But where is all this hate coming from? Despite a lot of angry propaganda, and safety concerns raised over the initial state of the animals slaughtered, horsemeat is quite good for you.
Chewier and gamier than beef, horse has a dark reddish colour, not dissimilar to fresh steaks from an ethical producer like Mile High Steaks. It is not as different from beef as buffalo meat is and it actually gets better the older the animal is, as the meat tends to become tenderer with age. Furthermore, horsemeat is quite comparable in its nutritional value to beef. Gram for gram it has almost the same nutrient composition, caloric yield and fat content but it has nearly twice the quantity of iron. Indeed, in Hungary people are often advised to eat horsemeat as an easy way of combating anaemia.

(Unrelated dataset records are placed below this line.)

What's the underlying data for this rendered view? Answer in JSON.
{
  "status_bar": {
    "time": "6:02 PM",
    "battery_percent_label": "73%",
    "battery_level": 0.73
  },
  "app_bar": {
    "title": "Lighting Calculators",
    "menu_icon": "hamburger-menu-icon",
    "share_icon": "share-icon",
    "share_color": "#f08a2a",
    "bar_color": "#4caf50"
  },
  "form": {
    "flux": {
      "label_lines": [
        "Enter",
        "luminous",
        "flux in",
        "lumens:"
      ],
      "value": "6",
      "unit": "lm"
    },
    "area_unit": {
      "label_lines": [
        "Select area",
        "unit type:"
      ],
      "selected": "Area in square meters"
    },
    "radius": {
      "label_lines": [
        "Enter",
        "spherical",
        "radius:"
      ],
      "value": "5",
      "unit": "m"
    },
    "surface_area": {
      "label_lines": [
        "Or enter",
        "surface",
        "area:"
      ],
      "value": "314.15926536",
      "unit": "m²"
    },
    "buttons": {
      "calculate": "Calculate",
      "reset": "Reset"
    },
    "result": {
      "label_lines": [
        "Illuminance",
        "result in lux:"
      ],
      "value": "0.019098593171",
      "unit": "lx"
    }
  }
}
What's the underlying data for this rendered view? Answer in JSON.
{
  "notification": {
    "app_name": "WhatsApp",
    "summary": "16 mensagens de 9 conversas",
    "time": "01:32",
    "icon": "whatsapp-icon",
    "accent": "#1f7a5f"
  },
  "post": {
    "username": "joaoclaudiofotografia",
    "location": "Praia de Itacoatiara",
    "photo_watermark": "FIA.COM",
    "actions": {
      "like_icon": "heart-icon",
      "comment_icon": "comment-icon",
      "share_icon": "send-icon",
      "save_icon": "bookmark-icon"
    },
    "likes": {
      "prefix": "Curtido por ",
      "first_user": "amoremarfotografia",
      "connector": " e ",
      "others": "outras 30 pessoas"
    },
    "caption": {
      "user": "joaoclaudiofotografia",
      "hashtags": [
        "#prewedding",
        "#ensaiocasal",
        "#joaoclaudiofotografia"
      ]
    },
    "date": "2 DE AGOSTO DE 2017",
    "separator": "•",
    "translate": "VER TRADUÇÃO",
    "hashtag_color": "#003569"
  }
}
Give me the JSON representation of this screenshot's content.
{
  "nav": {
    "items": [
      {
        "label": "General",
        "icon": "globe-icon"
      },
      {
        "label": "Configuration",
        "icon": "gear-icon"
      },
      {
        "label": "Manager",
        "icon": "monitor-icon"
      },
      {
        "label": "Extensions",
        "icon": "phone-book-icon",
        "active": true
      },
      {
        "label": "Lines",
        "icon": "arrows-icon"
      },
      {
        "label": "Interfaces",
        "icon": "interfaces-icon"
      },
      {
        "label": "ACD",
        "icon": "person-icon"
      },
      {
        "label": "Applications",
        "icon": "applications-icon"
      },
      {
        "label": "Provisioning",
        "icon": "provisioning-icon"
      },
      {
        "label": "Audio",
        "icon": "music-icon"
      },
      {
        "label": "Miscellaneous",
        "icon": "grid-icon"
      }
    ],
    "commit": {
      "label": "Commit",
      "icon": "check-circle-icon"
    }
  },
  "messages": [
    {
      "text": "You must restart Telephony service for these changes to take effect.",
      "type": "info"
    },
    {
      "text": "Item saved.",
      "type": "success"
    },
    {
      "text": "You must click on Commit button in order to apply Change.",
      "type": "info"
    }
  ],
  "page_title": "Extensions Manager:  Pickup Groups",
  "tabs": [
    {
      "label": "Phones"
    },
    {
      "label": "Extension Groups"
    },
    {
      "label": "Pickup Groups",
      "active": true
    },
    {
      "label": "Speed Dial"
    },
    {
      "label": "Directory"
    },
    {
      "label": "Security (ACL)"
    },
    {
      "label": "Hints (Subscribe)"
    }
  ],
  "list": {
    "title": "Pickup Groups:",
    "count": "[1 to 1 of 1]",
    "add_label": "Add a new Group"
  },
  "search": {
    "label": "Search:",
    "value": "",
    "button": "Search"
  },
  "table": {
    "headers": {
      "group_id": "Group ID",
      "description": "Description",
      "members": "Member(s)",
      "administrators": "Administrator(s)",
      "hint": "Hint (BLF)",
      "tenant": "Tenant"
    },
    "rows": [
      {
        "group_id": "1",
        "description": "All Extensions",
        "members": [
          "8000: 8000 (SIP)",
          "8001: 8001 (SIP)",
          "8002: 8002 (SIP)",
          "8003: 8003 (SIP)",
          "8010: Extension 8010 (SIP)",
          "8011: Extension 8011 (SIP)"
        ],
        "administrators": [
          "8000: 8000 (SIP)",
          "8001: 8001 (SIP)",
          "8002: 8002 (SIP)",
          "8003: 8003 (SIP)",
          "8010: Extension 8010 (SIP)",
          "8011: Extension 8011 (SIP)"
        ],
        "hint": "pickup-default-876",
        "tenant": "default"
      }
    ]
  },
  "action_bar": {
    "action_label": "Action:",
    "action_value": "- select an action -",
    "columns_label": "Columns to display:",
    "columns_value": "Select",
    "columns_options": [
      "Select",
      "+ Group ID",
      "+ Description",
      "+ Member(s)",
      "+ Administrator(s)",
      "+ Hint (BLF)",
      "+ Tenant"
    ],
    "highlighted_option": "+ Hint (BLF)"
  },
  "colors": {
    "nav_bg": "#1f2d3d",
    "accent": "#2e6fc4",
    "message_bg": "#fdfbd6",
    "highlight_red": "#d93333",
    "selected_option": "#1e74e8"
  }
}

Hungary isn’t the only country that has a taste for horse. All around Europe horsemeat is eaten as ‘the other red meat’. The French consider it a delicacy and it is sold at specialised butcher’s shops, particularly in the south of France. The Germans use horsemeat in one of the variations on Sauerbraten, a popular pot roast usually served with mash or dumplings. Italians are also great fans of the meat, especially in a cured form as bresaola or in pastissadas. The Japanese are huge fans of the stuff which is eaten raw with ginger and soy sauce as a form of horse sashimi. Even Britain, where the eating of horsemeat is more or less a cultural taboo has embraced it several times in the past in times of food insecurity.
There are larger issues at stake in the entire scandal than whether or not horsemeat is good for you and whether Britons will eat it. The implications range from the criminal, if the horsemeat was indeed added on purpose to increase profit margins, to the economic. Beef is not easy nor cheap to produce and the only way to keep prices ridiculously low is by cutting corners a lot. Organic beef might not be for everybody but 1$ burger patties are likely as close to unfit for human consumption as you can get within the boundaries of the law, even without the horsemeat in them!
One thing is becoming increasingly certain though: with rising food prices, dollar menu McDoubles and cheap ‘mystery beef’ burgers are on their way out. Will this make the world a better place? Probably not, but it might make a lot of people start eating healthier and questioning just what is in their food.